Your task is to filter the entries and copy every line containing the string "Dynamic".

══════════

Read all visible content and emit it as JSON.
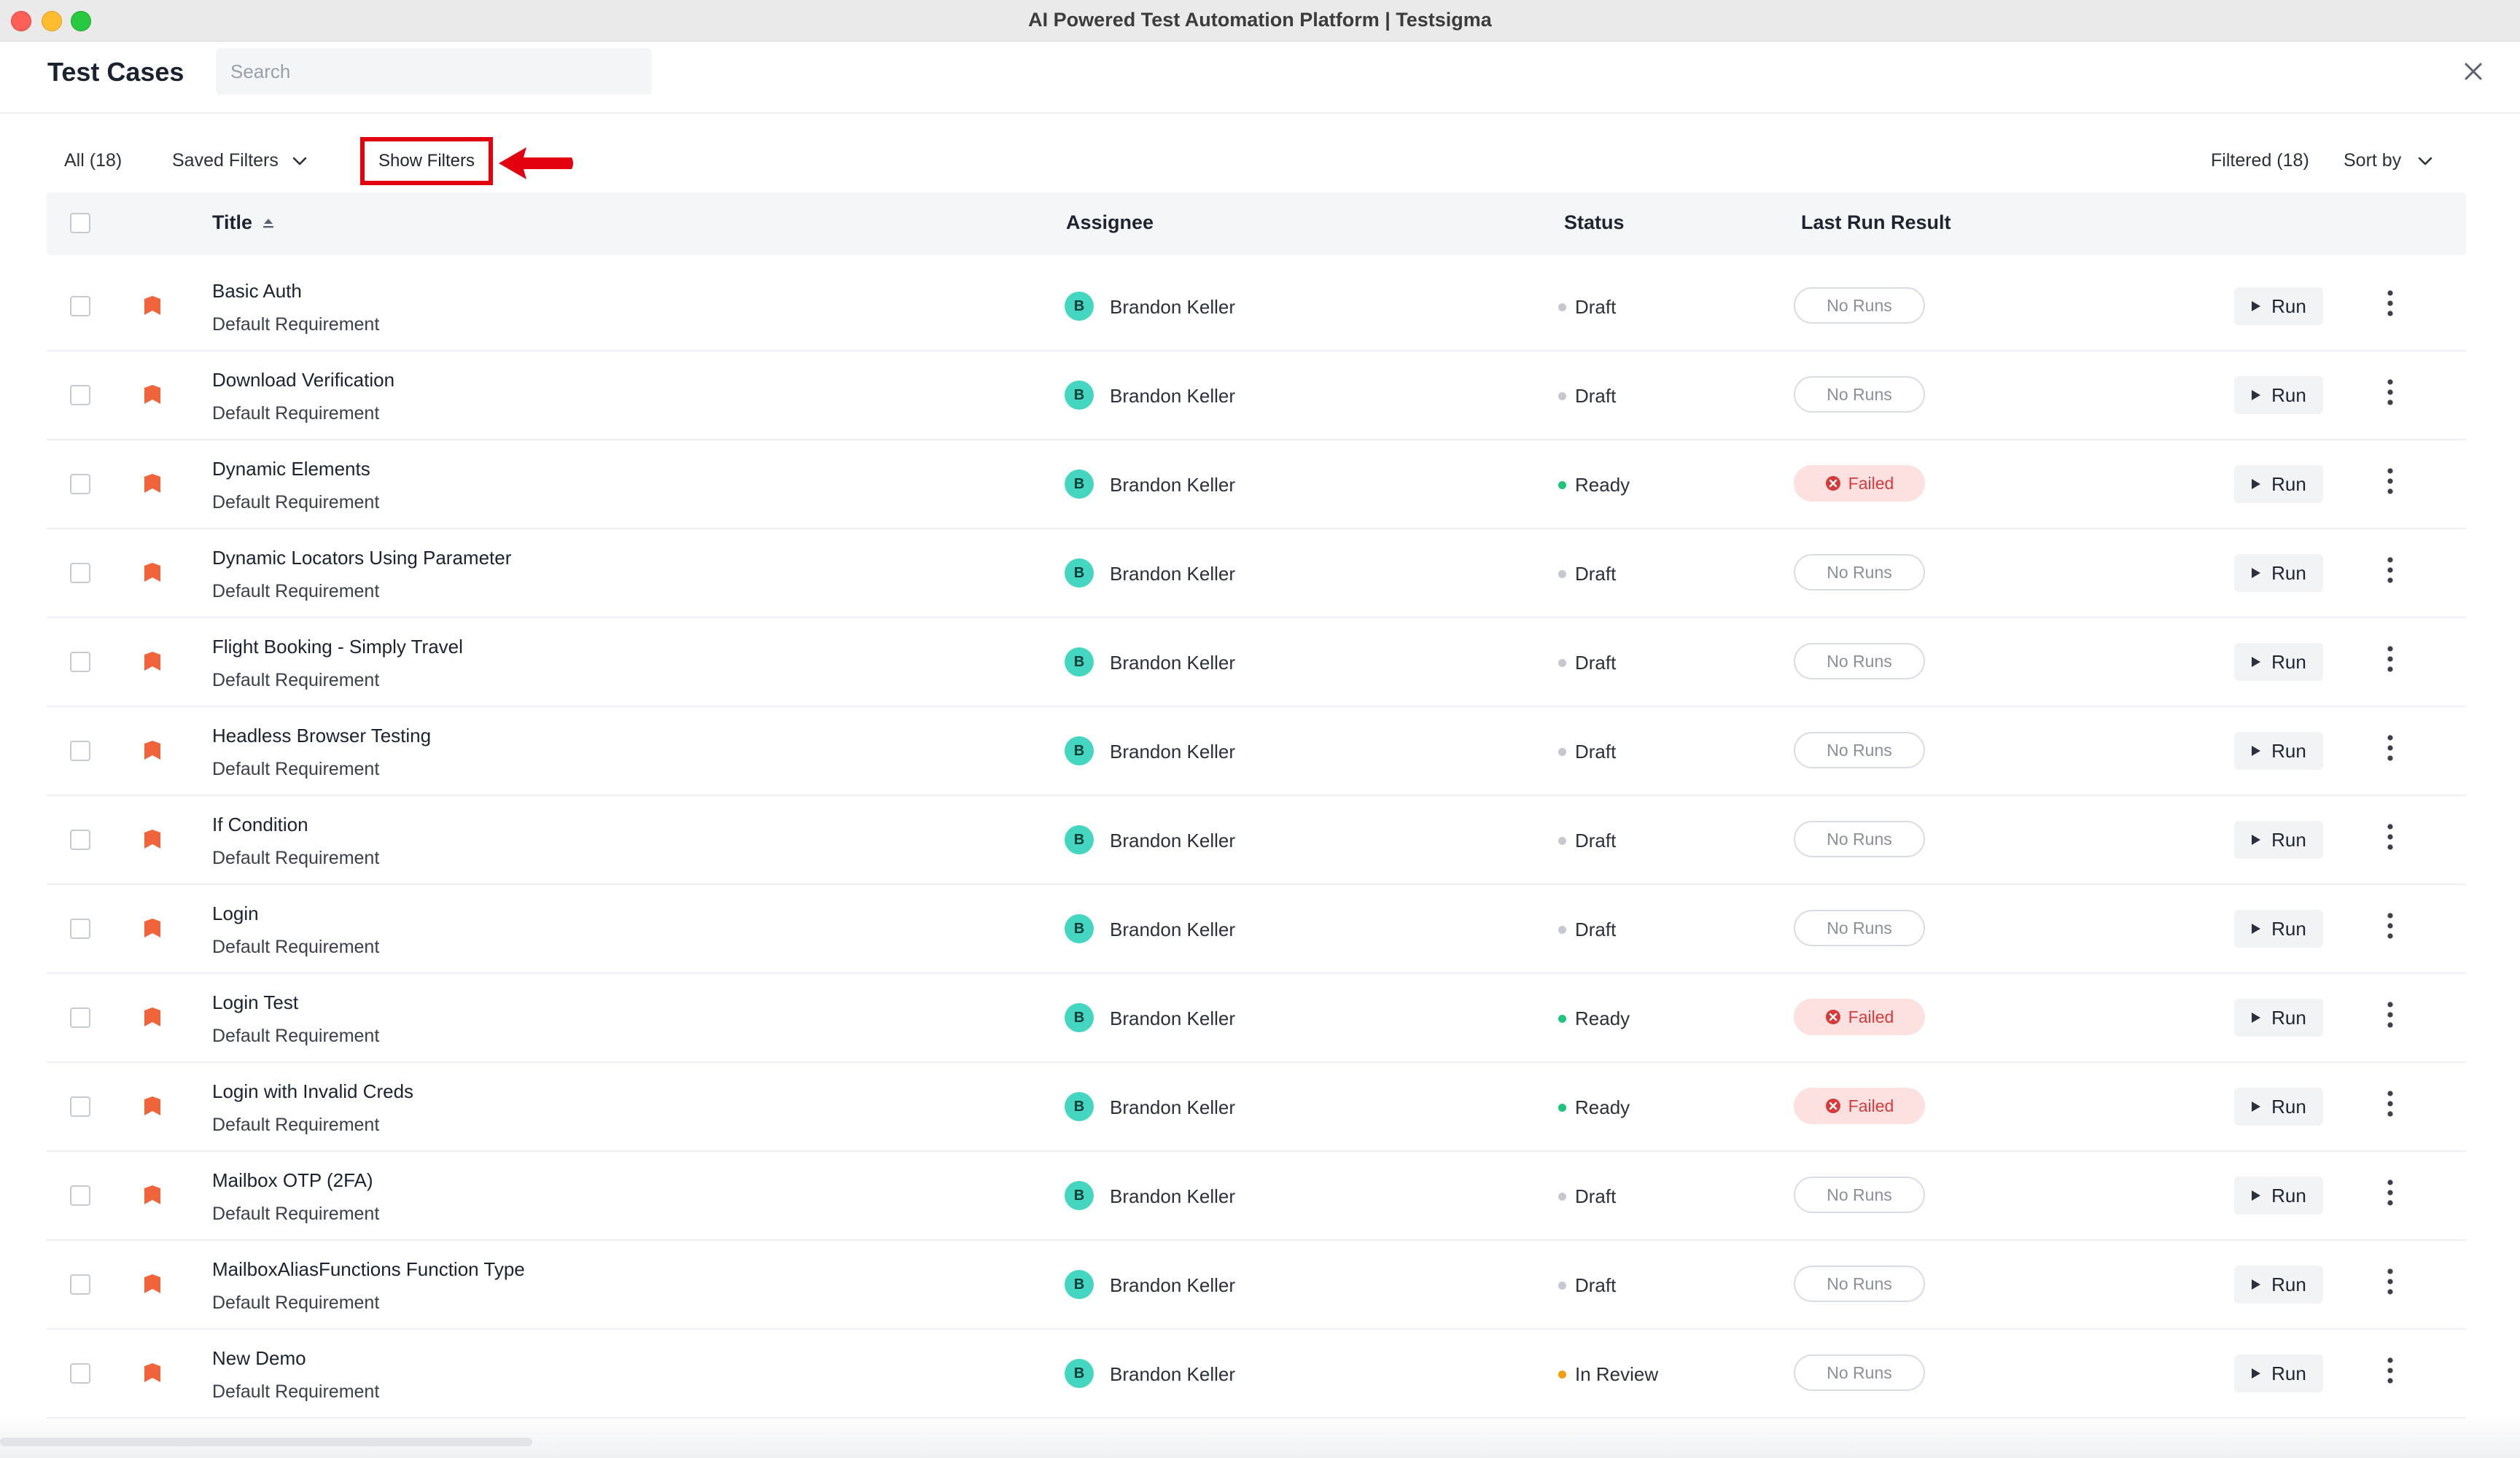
{
  "window": {
    "title": "AI Powered Test Automation Platform | Testsigma"
  },
  "header": {
    "title": "Test Cases",
    "search_placeholder": "Search",
    "close_icon": "close-icon"
  },
  "toolbar": {
    "all_label": "All (18)",
    "saved_filters_label": "Saved Filters",
    "show_filters_label": "Show Filters",
    "filtered_label": "Filtered (18)",
    "sort_by_label": "Sort by"
  },
  "table": {
    "columns": {
      "title": "Title",
      "assignee": "Assignee",
      "status": "Status",
      "last_run": "Last Run Result"
    },
    "run_label": "Run",
    "rows": [
      {
        "title": "Basic Auth",
        "requirement": "Default Requirement",
        "avatar": "B",
        "assignee": "Brandon Keller",
        "status": "Draft",
        "result": "No Runs"
      },
      {
        "title": "Download Verification",
        "requirement": "Default Requirement",
        "avatar": "B",
        "assignee": "Brandon Keller",
        "status": "Draft",
        "result": "No Runs"
      },
      {
        "title": "Dynamic Elements",
        "requirement": "Default Requirement",
        "avatar": "B",
        "assignee": "Brandon Keller",
        "status": "Ready",
        "result": "Failed"
      },
      {
        "title": "Dynamic Locators Using Parameter",
        "requirement": "Default Requirement",
        "avatar": "B",
        "assignee": "Brandon Keller",
        "status": "Draft",
        "result": "No Runs"
      },
      {
        "title": "Flight Booking - Simply Travel",
        "requirement": "Default Requirement",
        "avatar": "B",
        "assignee": "Brandon Keller",
        "status": "Draft",
        "result": "No Runs"
      },
      {
        "title": "Headless Browser Testing",
        "requirement": "Default Requirement",
        "avatar": "B",
        "assignee": "Brandon Keller",
        "status": "Draft",
        "result": "No Runs"
      },
      {
        "title": "If Condition",
        "requirement": "Default Requirement",
        "avatar": "B",
        "assignee": "Brandon Keller",
        "status": "Draft",
        "result": "No Runs"
      },
      {
        "title": "Login",
        "requirement": "Default Requirement",
        "avatar": "B",
        "assignee": "Brandon Keller",
        "status": "Draft",
        "result": "No Runs"
      },
      {
        "title": "Login Test",
        "requirement": "Default Requirement",
        "avatar": "B",
        "assignee": "Brandon Keller",
        "status": "Ready",
        "result": "Failed"
      },
      {
        "title": "Login with Invalid Creds",
        "requirement": "Default Requirement",
        "avatar": "B",
        "assignee": "Brandon Keller",
        "status": "Ready",
        "result": "Failed"
      },
      {
        "title": "Mailbox OTP (2FA)",
        "requirement": "Default Requirement",
        "avatar": "B",
        "assignee": "Brandon Keller",
        "status": "Draft",
        "result": "No Runs"
      },
      {
        "title": "MailboxAliasFunctions Function Type",
        "requirement": "Default Requirement",
        "avatar": "B",
        "assignee": "Brandon Keller",
        "status": "Draft",
        "result": "No Runs"
      },
      {
        "title": "New Demo",
        "requirement": "Default Requirement",
        "avatar": "B",
        "assignee": "Brandon Keller",
        "status": "In Review",
        "result": "No Runs"
      }
    ]
  },
  "colors": {
    "status_draft": "#c5c9cf",
    "status_ready": "#1ec47b",
    "status_in_review": "#f59e0b",
    "priority": "#f0643c",
    "avatar": "#45d6c1",
    "failed": "#d63a3a",
    "annotation": "#e3000f"
  }
}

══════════

_Answer section_
        "title": "Dynamic Elements",
        "title": "Dynamic Locators Using Parameter",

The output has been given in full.